#ff00ff;">Mother Orchid blooms
#ff00ff;">Lovely face, Joyful color
#ff00ff;">Always giving LOVE
Springtime in New Mexico ushers in the good, the bad and the ugly. Bad is all the wind, dust and allergies; ugly because everyone has bad hair days as a result of the winds; and the good is that this is the time of year my orchids start to bloom! Every year, around January/February, I closely inspect my orchids for signs of flower spikes. They start as little nubs growing from the base of the plants. I want to catch them so I can direct the growth upwards. However, sometimes I forget or don’t have time to check and find them already several inches long and growing sideways, too late to redirect. No worries though I’m just happy because it means beautiful blooms in the very near future, usually in March and lasting through June.
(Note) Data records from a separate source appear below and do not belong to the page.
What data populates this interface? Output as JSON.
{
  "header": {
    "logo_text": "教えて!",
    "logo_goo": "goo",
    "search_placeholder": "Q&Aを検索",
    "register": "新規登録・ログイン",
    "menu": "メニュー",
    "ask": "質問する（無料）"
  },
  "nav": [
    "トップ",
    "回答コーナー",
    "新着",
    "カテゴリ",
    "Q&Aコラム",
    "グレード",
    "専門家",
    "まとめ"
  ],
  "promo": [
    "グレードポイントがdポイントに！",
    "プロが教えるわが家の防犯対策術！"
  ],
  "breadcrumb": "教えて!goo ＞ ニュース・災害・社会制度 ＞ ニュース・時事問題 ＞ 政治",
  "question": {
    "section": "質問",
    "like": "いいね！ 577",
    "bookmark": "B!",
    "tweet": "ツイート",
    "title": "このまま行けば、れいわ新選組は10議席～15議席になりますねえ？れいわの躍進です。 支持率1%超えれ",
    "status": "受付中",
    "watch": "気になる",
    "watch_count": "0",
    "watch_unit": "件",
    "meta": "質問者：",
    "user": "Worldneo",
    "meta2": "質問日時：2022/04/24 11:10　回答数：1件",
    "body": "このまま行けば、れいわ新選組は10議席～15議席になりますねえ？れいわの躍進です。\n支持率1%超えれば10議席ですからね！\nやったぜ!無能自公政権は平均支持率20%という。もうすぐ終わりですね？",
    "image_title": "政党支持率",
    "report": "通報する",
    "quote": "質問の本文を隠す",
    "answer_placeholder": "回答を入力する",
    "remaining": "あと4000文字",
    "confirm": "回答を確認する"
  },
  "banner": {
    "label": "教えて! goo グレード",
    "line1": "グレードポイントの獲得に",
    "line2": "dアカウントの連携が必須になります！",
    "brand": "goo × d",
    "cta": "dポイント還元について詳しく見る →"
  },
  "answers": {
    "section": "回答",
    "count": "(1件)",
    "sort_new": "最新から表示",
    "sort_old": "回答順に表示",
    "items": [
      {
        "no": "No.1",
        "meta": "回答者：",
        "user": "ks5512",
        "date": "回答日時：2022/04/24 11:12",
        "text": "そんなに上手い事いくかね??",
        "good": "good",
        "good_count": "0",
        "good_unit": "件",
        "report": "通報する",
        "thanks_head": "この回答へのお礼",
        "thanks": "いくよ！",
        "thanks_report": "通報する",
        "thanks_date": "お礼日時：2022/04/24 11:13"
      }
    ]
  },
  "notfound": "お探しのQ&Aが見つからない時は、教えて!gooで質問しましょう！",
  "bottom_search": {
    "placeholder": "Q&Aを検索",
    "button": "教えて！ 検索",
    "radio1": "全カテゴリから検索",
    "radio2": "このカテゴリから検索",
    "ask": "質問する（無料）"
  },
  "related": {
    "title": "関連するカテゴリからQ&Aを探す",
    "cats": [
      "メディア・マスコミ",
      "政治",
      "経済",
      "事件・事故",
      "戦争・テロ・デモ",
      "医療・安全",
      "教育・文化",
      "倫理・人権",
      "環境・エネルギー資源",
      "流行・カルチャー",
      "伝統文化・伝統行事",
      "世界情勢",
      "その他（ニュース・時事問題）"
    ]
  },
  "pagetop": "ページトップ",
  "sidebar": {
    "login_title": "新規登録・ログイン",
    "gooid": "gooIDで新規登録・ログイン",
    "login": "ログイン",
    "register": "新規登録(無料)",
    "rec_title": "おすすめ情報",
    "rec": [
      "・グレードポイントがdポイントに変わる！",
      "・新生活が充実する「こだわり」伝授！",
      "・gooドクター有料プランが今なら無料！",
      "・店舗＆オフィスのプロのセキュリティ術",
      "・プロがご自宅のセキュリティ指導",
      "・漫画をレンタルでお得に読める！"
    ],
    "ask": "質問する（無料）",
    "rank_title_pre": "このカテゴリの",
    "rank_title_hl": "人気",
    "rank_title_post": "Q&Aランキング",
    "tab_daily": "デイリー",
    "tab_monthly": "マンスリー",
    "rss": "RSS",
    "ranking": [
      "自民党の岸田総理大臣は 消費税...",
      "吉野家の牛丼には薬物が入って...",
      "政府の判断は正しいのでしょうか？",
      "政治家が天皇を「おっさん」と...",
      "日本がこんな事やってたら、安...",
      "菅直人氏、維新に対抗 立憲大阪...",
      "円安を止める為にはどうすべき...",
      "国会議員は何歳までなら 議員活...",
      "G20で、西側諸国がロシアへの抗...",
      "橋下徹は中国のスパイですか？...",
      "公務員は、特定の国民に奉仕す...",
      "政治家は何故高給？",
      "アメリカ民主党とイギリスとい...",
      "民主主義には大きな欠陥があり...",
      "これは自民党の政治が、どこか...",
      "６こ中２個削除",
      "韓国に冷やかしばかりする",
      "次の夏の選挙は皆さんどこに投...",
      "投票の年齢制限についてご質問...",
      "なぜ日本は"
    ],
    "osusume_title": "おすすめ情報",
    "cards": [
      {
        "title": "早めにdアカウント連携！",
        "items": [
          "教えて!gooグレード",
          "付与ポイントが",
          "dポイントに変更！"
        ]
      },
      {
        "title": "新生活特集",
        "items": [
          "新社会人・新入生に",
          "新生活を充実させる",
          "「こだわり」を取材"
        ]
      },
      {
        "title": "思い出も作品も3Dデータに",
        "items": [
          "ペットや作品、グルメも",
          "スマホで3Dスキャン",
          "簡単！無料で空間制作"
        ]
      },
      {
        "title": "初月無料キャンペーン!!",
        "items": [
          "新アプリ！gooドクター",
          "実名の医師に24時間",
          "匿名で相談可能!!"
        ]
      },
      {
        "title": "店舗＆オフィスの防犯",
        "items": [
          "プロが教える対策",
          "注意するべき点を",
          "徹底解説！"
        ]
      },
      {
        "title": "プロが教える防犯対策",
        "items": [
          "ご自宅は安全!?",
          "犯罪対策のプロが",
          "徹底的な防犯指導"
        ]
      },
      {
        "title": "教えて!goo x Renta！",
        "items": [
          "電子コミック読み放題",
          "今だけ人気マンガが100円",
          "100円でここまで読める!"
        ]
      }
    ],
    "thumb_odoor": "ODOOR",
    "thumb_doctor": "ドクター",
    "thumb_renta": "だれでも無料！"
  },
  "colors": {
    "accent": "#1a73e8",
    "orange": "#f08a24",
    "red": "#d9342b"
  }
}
I admit that I had a black thumb. A sad story is that I actually received the Black Thumb patch as a Girl Scout. This adversity continued to plague me into adulthood. When I was living in San Antonio I could never keep an orchid alive. But the “black” streak ended when I moved to New Mexico. I’ve been very successful here- I now have seven orchids with about 86% success rate in annual blooms. Pretty darn good for someone with a black thumb!
Recently, I did an Internet search on “orchids in New Mexico.” I was pleasantly surprised to find that there is a New Mexico Orchid Guild as well as a nationally known orchid expert in Santa Fe. I learned that the NM Orchid Guild and the ABQ Bio Park’s Botanical Garden was holding their annual orchid show and sale this month of May. What a great opportunity to learn and see more orchids. I ventured to the BioPark and found myself in an orchid wonderland! I learned that some orchids have a fragrance- one such type is a Cattleya. I saw a miniature orchid with blooms measuring only a few millimeters in size, there were cascading orchids numbering tens of blooms and flowing like a waterfall, and there were many hybridized orchids with very beautiful blooms.
Orchids are the only indoor plants I maintain in my home. They are the perfect plant for me. I found an ideal location: on a windowsill by the front entrance where they get the right amount of light and temperature fluctuations to induce flowering and all I have to do is water them about every 10 days. We enjoy their beautiful, coloful blooms for several months. A member of the Orchid Guild told me that there are orchids growing in the wild right here in New Mexico. In fact, she said I could find them in the Sandia Mountains. You just might see me up there this summer searching for those orchids!
#ff00ff;">Happy Mother’s Day!
#3366ff;">Lazer loves the wind
#3366ff;">Chasing leaves in our backyard
#3366ff;">What a crazy dog!